[[ Source data, beginning ]]

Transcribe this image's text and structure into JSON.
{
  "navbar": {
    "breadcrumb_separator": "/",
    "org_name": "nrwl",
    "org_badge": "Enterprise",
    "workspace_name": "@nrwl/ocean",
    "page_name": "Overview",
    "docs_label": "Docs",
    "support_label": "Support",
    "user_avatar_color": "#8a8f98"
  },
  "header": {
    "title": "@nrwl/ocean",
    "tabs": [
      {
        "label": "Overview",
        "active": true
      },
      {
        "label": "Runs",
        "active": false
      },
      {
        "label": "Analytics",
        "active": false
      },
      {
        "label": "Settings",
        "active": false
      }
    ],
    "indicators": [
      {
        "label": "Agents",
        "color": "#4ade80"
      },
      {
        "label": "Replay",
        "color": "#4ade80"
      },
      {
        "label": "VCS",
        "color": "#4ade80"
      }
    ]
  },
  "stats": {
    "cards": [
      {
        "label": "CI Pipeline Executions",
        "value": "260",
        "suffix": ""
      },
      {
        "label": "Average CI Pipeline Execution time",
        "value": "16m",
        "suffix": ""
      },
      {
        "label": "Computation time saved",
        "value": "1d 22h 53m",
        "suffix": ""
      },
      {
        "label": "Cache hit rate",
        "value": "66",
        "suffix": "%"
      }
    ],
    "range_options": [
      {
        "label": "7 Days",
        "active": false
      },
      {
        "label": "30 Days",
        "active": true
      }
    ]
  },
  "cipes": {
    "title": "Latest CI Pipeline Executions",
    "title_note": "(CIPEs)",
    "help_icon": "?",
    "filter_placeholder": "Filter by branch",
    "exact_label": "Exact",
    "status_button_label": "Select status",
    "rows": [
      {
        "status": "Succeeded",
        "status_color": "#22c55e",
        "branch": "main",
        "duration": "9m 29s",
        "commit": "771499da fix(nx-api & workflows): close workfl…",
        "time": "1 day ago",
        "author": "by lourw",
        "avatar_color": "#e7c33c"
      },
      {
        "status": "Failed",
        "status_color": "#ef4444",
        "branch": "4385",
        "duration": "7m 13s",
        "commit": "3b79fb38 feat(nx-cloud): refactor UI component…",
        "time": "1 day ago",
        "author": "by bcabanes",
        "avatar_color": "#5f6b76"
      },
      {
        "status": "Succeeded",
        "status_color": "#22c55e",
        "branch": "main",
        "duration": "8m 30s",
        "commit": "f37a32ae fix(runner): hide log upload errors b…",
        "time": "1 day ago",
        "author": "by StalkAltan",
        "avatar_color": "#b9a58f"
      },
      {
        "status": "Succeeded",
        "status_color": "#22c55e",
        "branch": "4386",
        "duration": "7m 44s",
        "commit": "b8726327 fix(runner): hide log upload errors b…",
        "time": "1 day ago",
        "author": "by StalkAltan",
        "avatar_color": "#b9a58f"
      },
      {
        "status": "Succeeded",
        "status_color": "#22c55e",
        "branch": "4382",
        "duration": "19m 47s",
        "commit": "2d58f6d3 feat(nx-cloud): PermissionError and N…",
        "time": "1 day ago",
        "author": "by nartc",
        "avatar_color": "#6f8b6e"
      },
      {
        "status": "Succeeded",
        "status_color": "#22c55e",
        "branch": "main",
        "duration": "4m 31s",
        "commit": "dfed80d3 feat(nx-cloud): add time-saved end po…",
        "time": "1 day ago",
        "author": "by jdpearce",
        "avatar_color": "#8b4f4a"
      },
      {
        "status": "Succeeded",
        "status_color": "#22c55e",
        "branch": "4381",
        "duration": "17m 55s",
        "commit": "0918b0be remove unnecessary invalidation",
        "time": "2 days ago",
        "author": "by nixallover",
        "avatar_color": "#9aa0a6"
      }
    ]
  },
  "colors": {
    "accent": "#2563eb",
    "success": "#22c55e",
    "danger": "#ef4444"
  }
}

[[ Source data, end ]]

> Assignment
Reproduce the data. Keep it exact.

> Output of the exercise
Transcribe this image's text and structure into JSON.
{
  "navbar": {
    "breadcrumb_separator": "/",
    "org_name": "nrwl",
    "org_badge": "Enterprise",
    "workspace_name": "@nrwl/ocean",
    "page_name": "Overview",
    "docs_label": "Docs",
    "support_label": "Support",
    "user_avatar_color": "#8a8f98"
  },
  "header": {
    "title": "@nrwl/ocean",
    "tabs": [
      {
        "label": "Overview",
        "active": true
      },
      {
        "label": "Runs",
        "active": false
      },
      {
        "label": "Analytics",
        "active": false
      },
      {
        "label": "Settings",
        "active": false
      }
    ],
    "indicators": [
      {
        "label": "Agents",
        "color": "#4ade80"
      },
      {
        "label": "Replay",
        "color": "#4ade80"
      },
      {
        "label": "VCS",
        "color": "#4ade80"
      }
    ]
  },
  "stats": {
    "cards": [
      {
        "label": "CI Pipeline Executions",
        "value": "260",
        "suffix": ""
      },
      {
        "label": "Average CI Pipeline Execution time",
        "value": "16m",
        "suffix": ""
      },
      {
        "label": "Computation time saved",
        "value": "1d 22h 53m",
        "suffix": ""
      },
      {
        "label": "Cache hit rate",
        "value": "66",
        "suffix": "%"
      }
    ],
    "range_options": [
      {
        "label": "7 Days",
        "active": false
      },
      {
        "label": "30 Days",
        "active": true
      }
    ]
  },
  "cipes": {
    "title": "Latest CI Pipeline Executions",
    "title_note": "(CIPEs)",
    "help_icon": "?",
    "filter_placeholder": "Filter by branch",
    "exact_label": "Exact",
    "status_button_label": "Select status",
    "rows": [
      {
        "status": "Succeeded",
        "status_color": "#22c55e",
        "branch": "main",
        "duration": "9m 29s",
        "commit": "771499da fix(nx-api & workflows): close workfl…",
        "time": "1 day ago",
        "author": "by lourw",
        "avatar_color": "#e7c33c"
      },
      {
        "status": "Failed",
        "status_color": "#ef4444",
        "branch": "4385",
        "duration": "7m 13s",
        "commit": "3b79fb38 feat(nx-cloud): refactor UI component…",
        "time": "1 day ago",
        "author": "by bcabanes",
        "avatar_color": "#5f6b76"
      },
      {
        "status": "Succeeded",
        "status_color": "#22c55e",
        "branch": "main",
        "duration": "8m 30s",
        "commit": "f37a32ae fix(runner): hide log upload errors b…",
        "time": "1 day ago",
        "author": "by StalkAltan",
        "avatar_color": "#b9a58f"
      },
      {
        "status": "Succeeded",
        "status_color": "#22c55e",
        "branch": "4386",
        "duration": "7m 44s",
        "commit": "b8726327 fix(runner): hide log upload errors b…",
        "time": "1 day ago",
        "author": "by StalkAltan",
        "avatar_color": "#b9a58f"
      },
      {
        "status": "Succeeded",
        "status_color": "#22c55e",
        "branch": "4382",
        "duration": "19m 47s",
        "commit": "2d58f6d3 feat(nx-cloud): PermissionError and N…",
        "time": "1 day ago",
        "author": "by nartc",
        "avatar_color": "#6f8b6e"
      },
      {
        "status": "Succeeded",
        "status_color": "#22c55e",
        "branch": "main",
        "duration": "4m 31s",
        "commit": "dfed80d3 feat(nx-cloud): add time-saved end po…",
        "time": "1 day ago",
        "author": "by jdpearce",
        "avatar_color": "#8b4f4a"
      },
      {
        "status": "Succeeded",
        "status_color": "#22c55e",
        "branch": "4381",
        "duration": "17m 55s",
        "commit": "0918b0be remove unnecessary invalidation",
        "time": "2 days ago",
        "author": "by nixallover",
        "avatar_color": "#9aa0a6"
      }
    ]
  },
  "colors": {
    "accent": "#2563eb",
    "success": "#22c55e",
    "danger": "#ef4444"
  }
}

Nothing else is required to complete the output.